>Interesting. So VATS is basically overpowered bullet-time.
>It's essentially a guaranteed headshot machine, from what I read,
There is no guaranteed head-shot in VATS. The biggest difference is that stats (perception, weapons skill) matter in VATS and the hit chance depends on it, whereas in real-time it's up to your skill as a player to hit the target.
Here's what the Project Lead said about it a few months ago
"Probably better if I give you a closer look at how we approach it and view VATS. First, I don’t see it as an either-or thing. VATS is meant to be used with real-time, it’s not one or the other – they should feel like they go together. I don’t want the fans confused that this is turn-based, because it’s not. It’s a glorified aimed-shot mode, and a pretty glorious one at that. You’ll be able to use it a lot, but not constantly, because it is the most effective way to kill things. And that’s how we define it usually, it’s the most effective and entertaining way of killing something, and we break up those two parts while developing it, “effect” versus “entertainment”, or the “gameplay” versus the “playback”.
Let’s start with the gameplay. One, you can enter VATS, whenever you want, you just may not have enough AP do take any shots yet, or enough AP to do as many shots as you’d like. The AP needed to do a shot is based on the weapon’s rate of fire; pistols can get more shots off in VATS than a hunting rifle. The camera zooms in on the target from your
eyes, as VATS does a scan of the target, and you get a percentage chance to hit each body part. This accomplishes two things: 1) it just looks really cool, we even use the “combat-turn” sound from Fallout 1 here, and 2) the scan actually is detecting how much of the body part you can see to get us a good hit percentage. That hit-chance is based
on how much of the body part you can see, the distance, your skill, the weapon itself, and a base body part chance we set per body part. That last thing, the base chance, is needed for us to jack up or down the hit-chance for game balance, so even if the head is X size compared to the chest, we can adjust it.
A good example would be the antennae on the ants, they are way too small to realistically ever want to use your AP on, but we up the hit-chance on them and it just plays better. So in real-time, you almost never hit their antennae, but you can do it more in VATS. And that’s the key “behind the scenes” difference between VATS and real-time, in real-time the bullets just go-where-they-go, based on your skill, the gun, and some randomness. We don’t calculate a hit-chance and roll dice against it. In VATS, we calculate a hit-chance and roll dice. If you succeed, we send the bullet right for what you were aiming at, and if you fail, we send it off slightly, meaning it should miss, but we still let it hit whatever it hits, so you can still miss a guy’s head and end up shooting his chest.

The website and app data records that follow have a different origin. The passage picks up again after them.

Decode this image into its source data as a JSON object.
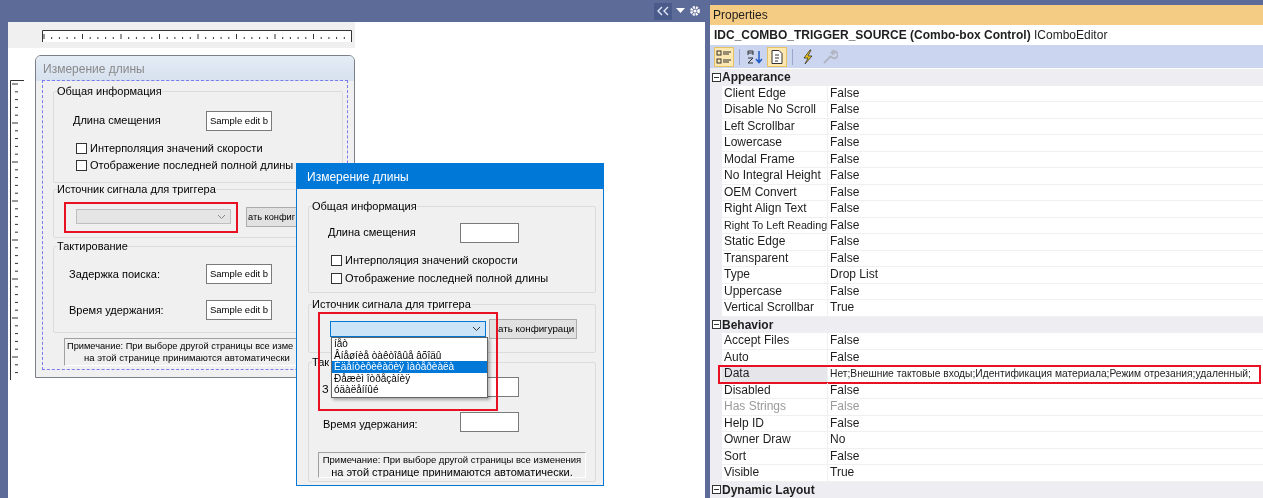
{
  "designer_dialog": {
    "title": "Измерение длины",
    "active": false,
    "general_group": {
      "label": "Общая информация",
      "offset_label": "Длина смещения",
      "offset_value": "Sample edit b",
      "checkboxes": [
        {
          "label": "Интерполяция значений скорости",
          "checked": false
        },
        {
          "label": "Отображение последней полной длины",
          "checked": false
        }
      ]
    },
    "trigger_group": {
      "label": "Источник сигнала для триггера",
      "combo": {
        "disabled": true,
        "highlighted": true
      },
      "button_label": "ать конфиг"
    },
    "clock_group": {
      "label": "Тактирование",
      "search_delay_label": "Задержка поиска:",
      "search_delay_value": "Sample edit b",
      "hold_time_label": "Время удержания:",
      "hold_time_value": "Sample edit b"
    },
    "note": [
      "Примечание: При выборе другой страницы все изме",
      "на этой странице принимаются автоматически"
    ]
  },
  "preview_dialog": {
    "title": "Измерение длины",
    "active": true,
    "general_group": {
      "label": "Общая информация",
      "offset_label": "Длина смещения",
      "checkboxes": [
        {
          "label": "Интерполяция значений скорости",
          "checked": false
        },
        {
          "label": "Отображение последней полной длины",
          "checked": false
        }
      ]
    },
    "trigger_group": {
      "label": "Источник сигнала для триггера",
      "combo": {
        "disabled": false,
        "highlighted": true,
        "expanded": true,
        "options": [
          {
            "label": "íåò",
            "selected": false
          },
          {
            "label": "Âíåøíèå òàêòîâûå âõîäû",
            "selected": false
          },
          {
            "label": "Èäåíòèôèêàöèÿ ìàòåðèàëà",
            "selected": true
          },
          {
            "label": "Ðåæèì îòðåçàíèÿ",
            "selected": false
          },
          {
            "label": "óäàëåííûé",
            "selected": false
          }
        ]
      },
      "button_label": "ать конфигураци"
    },
    "clock_group": {
      "label": "Так",
      "search_delay_label": "З",
      "hold_time_label": "Время удержания:"
    },
    "note": [
      "Примечание: При выборе другой страницы все изменения",
      "на этой странице принимаются автоматически."
    ]
  },
  "properties": {
    "title": "Properties",
    "object_name": "IDC_COMBO_TRIGGER_SOURCE (Combo-box Control)",
    "object_type": "IComboEditor",
    "toolbar": [
      {
        "kind": "categorized",
        "selected": true,
        "disabled": false
      },
      {
        "kind": "alphabetical",
        "selected": false,
        "disabled": false
      },
      {
        "kind": "properties",
        "selected": true,
        "disabled": false
      },
      {
        "kind": "events",
        "selected": false,
        "disabled": false
      },
      {
        "kind": "property-pages",
        "selected": false,
        "disabled": true
      }
    ],
    "categories": [
      {
        "name": "Appearance",
        "expanded": true,
        "properties": [
          {
            "name": "Client Edge",
            "value": "False",
            "disabled": false,
            "selected": false,
            "highlighted": false
          },
          {
            "name": "Disable No Scroll",
            "value": "False",
            "disabled": false,
            "selected": false,
            "highlighted": false
          },
          {
            "name": "Left Scrollbar",
            "value": "False",
            "disabled": false,
            "selected": false,
            "highlighted": false
          },
          {
            "name": "Lowercase",
            "value": "False",
            "disabled": false,
            "selected": false,
            "highlighted": false
          },
          {
            "name": "Modal Frame",
            "value": "False",
            "disabled": false,
            "selected": false,
            "highlighted": false
          },
          {
            "name": "No Integral Height",
            "value": "False",
            "disabled": false,
            "selected": false,
            "highlighted": false
          },
          {
            "name": "OEM Convert",
            "value": "False",
            "disabled": false,
            "selected": false,
            "highlighted": false
          },
          {
            "name": "Right Align Text",
            "value": "False",
            "disabled": false,
            "selected": false,
            "highlighted": false
          },
          {
            "name": "Right To Left Reading",
            "value": "False",
            "disabled": false,
            "selected": false,
            "highlighted": false
          },
          {
            "name": "Static Edge",
            "value": "False",
            "disabled": false,
            "selected": false,
            "highlighted": false
          },
          {
            "name": "Transparent",
            "value": "False",
            "disabled": false,
            "selected": false,
            "highlighted": false
          },
          {
            "name": "Type",
            "value": "Drop List",
            "disabled": false,
            "selected": false,
            "highlighted": false
          },
          {
            "name": "Uppercase",
            "value": "False",
            "disabled": false,
            "selected": false,
            "highlighted": false
          },
          {
            "name": "Vertical Scrollbar",
            "value": "True",
            "disabled": false,
            "selected": false,
            "highlighted": false
          }
        ]
      },
      {
        "name": "Behavior",
        "expanded": true,
        "properties": [
          {
            "name": "Accept Files",
            "value": "False",
            "disabled": false,
            "selected": false,
            "highlighted": false
          },
          {
            "name": "Auto",
            "value": "False",
            "disabled": false,
            "selected": false,
            "highlighted": false
          },
          {
            "name": "Data",
            "value": "Нет;Внешние тактовые входы;Идентификация материала;Режим отрезания;удаленный;",
            "disabled": false,
            "selected": true,
            "highlighted": true
          },
          {
            "name": "Disabled",
            "value": "False",
            "disabled": false,
            "selected": false,
            "highlighted": false
          },
          {
            "name": "Has Strings",
            "value": "False",
            "disabled": true,
            "selected": false,
            "highlighted": false
          },
          {
            "name": "Help ID",
            "value": "False",
            "disabled": false,
            "selected": false,
            "highlighted": false
          },
          {
            "name": "Owner Draw",
            "value": "No",
            "disabled": false,
            "selected": false,
            "highlighted": false
          },
          {
            "name": "Sort",
            "value": "False",
            "disabled": false,
            "selected": false,
            "highlighted": false
          },
          {
            "name": "Visible",
            "value": "True",
            "disabled": false,
            "selected": false,
            "highlighted": false
          }
        ]
      },
      {
        "name": "Dynamic Layout",
        "expanded": true
      }
    ]
  }
}
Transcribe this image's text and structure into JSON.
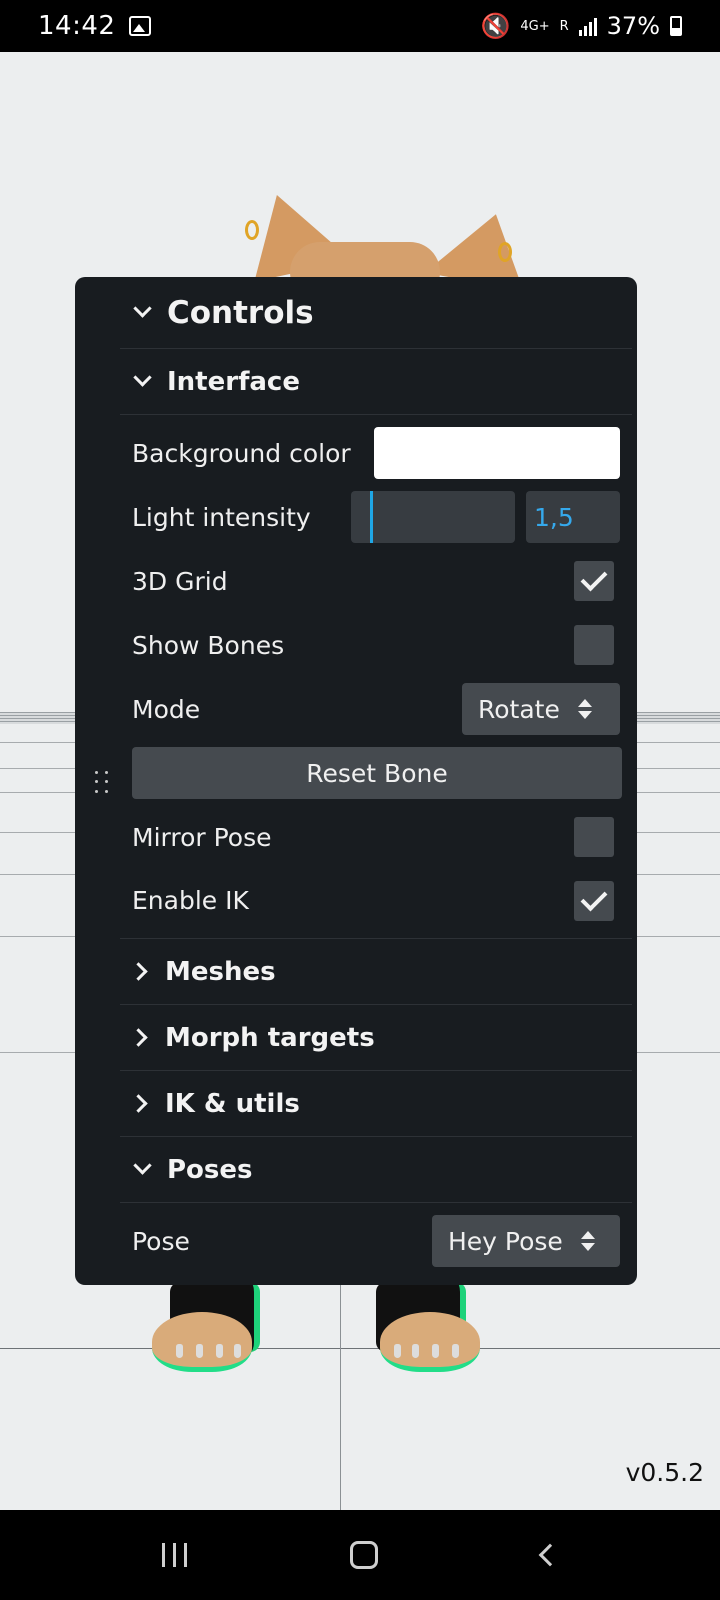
{
  "status_bar": {
    "time": "14:42",
    "network": "4G+",
    "roaming": "R",
    "battery": "37%"
  },
  "panel": {
    "title": "Controls",
    "interface": {
      "title": "Interface",
      "background_color_label": "Background color",
      "background_color_value": "#ffffff",
      "light_intensity_label": "Light intensity",
      "light_intensity_value": "1,5",
      "grid_label": "3D Grid",
      "grid_checked": true,
      "show_bones_label": "Show Bones",
      "show_bones_checked": false,
      "mode_label": "Mode",
      "mode_value": "Rotate",
      "reset_bone_label": "Reset Bone",
      "mirror_pose_label": "Mirror Pose",
      "mirror_pose_checked": false,
      "enable_ik_label": "Enable IK",
      "enable_ik_checked": true
    },
    "folders": {
      "meshes": "Meshes",
      "morph_targets": "Morph targets",
      "ik_utils": "IK & utils"
    },
    "poses": {
      "title": "Poses",
      "pose_label": "Pose",
      "pose_value": "Hey Pose"
    }
  },
  "version": "v0.5.2"
}
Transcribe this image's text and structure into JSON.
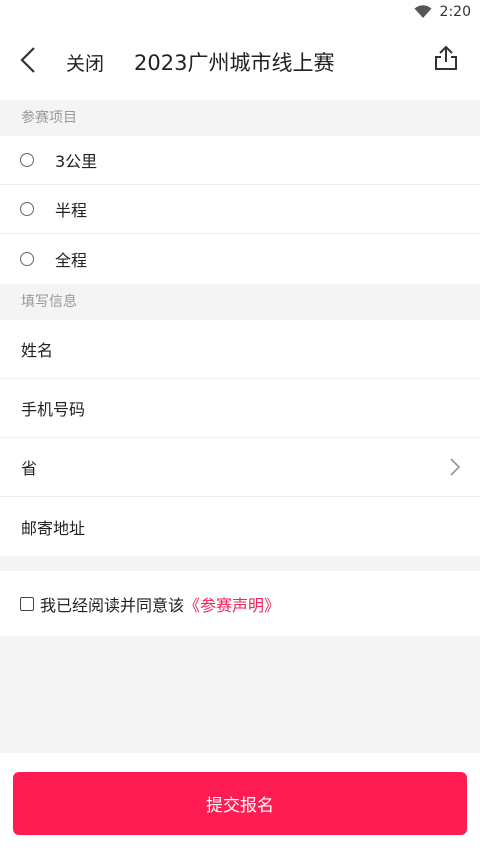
{
  "status_bar": {
    "time": "2:20"
  },
  "header": {
    "close_label": "关闭",
    "title": "2023广州城市线上赛"
  },
  "section_event": {
    "title": "参赛项目",
    "options": [
      {
        "label": "3公里"
      },
      {
        "label": "半程"
      },
      {
        "label": "全程"
      }
    ]
  },
  "section_info": {
    "title": "填写信息",
    "fields": [
      {
        "label": "姓名"
      },
      {
        "label": "手机号码"
      },
      {
        "label": "省"
      },
      {
        "label": "邮寄地址"
      }
    ]
  },
  "agreement": {
    "text": "我已经阅读并同意该",
    "link": "《参赛声明》"
  },
  "footer": {
    "submit_label": "提交报名"
  },
  "colors": {
    "accent": "#ff1c53",
    "link": "#f0265a"
  },
  "icons": [
    "wifi-icon",
    "back-arrow-icon",
    "share-icon",
    "chevron-right-icon"
  ]
}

Ok, now the “playback,” or the entertainment part of it. Based on what is going to happen with what you chose, we select a number of camera angles and various playback shots to show you, the playback is only a few seconds. They are always pretty quick, the longer playbacks are rare, and we’re the first ones to get annoyed if something repeats itself too much as we’re playing the game. We have a VATS camera section of the editor where we make cameras and can setup almost anything we want, such as a special camera that tracks a bullet in slow motion that shoots a gun out of someone’s hand, but only if they are using a specific pistol and only on a certain enemy. Pretty much anything we want to do; we can setup quick, so expect lots of various camera shots. One of things to know about the playback is it’s not a “replay”, it’s the actual game time moving forward, so what you see is really what is happening right now. The selected cameras control how fast various things move, so most of the time, you, the player, are animating in real-time, the enemy you are shooting at is moving at one-tenth speed, and the rest of the world is paused, or updating slowly. We found just playing everything at the same speed doesn’t feel or look good at all, we had to separate the three out; you, the enemy, and the rest of the world. Another thing we stumbled into, because time is moving forward, is that while you are watching an enemy react to getting shot in this great camera angle, your character can be getting mauled by another enemy. Really frustrating early on as we played it, so we do two things now: 1) depending on the camera chosen we essentially pause the rest of the world, and 2) we have a setting that dramatically reduces the damage the player takes during
such an occurrence. You probably wouldn’t notice any of these things, the playbacks just look “right”, but you’d be surprised how much tweaking goes into making a two second snippet work well."
" The only thing you can do in VATS. is shoot, and it’s designed as just that. It’s kind of an “aimed shot” mode, so no taking stimpacks, etc. When dealing with the AP regeneration, that’s one of the big questions, even for us, as to what we set it to, and that’s going to get serious tweaking the more we play the game. It’s definitely tied to your agility, but we haven’t pinned down the range, so I don’t know if an agility of 10 gives you twice the regen rate over an agility of 1, or if it will be in the 5-10x multiple range. I’d wager closer to 2x on that one. When you’re not in VATS., attacks use up AP as well. At this stage, we’re playing the game so that the AP usage in real-time is less then the regen rate, so the end effect is that attacking in real-time slows down the regen. I imagine it will end up being close to that feel."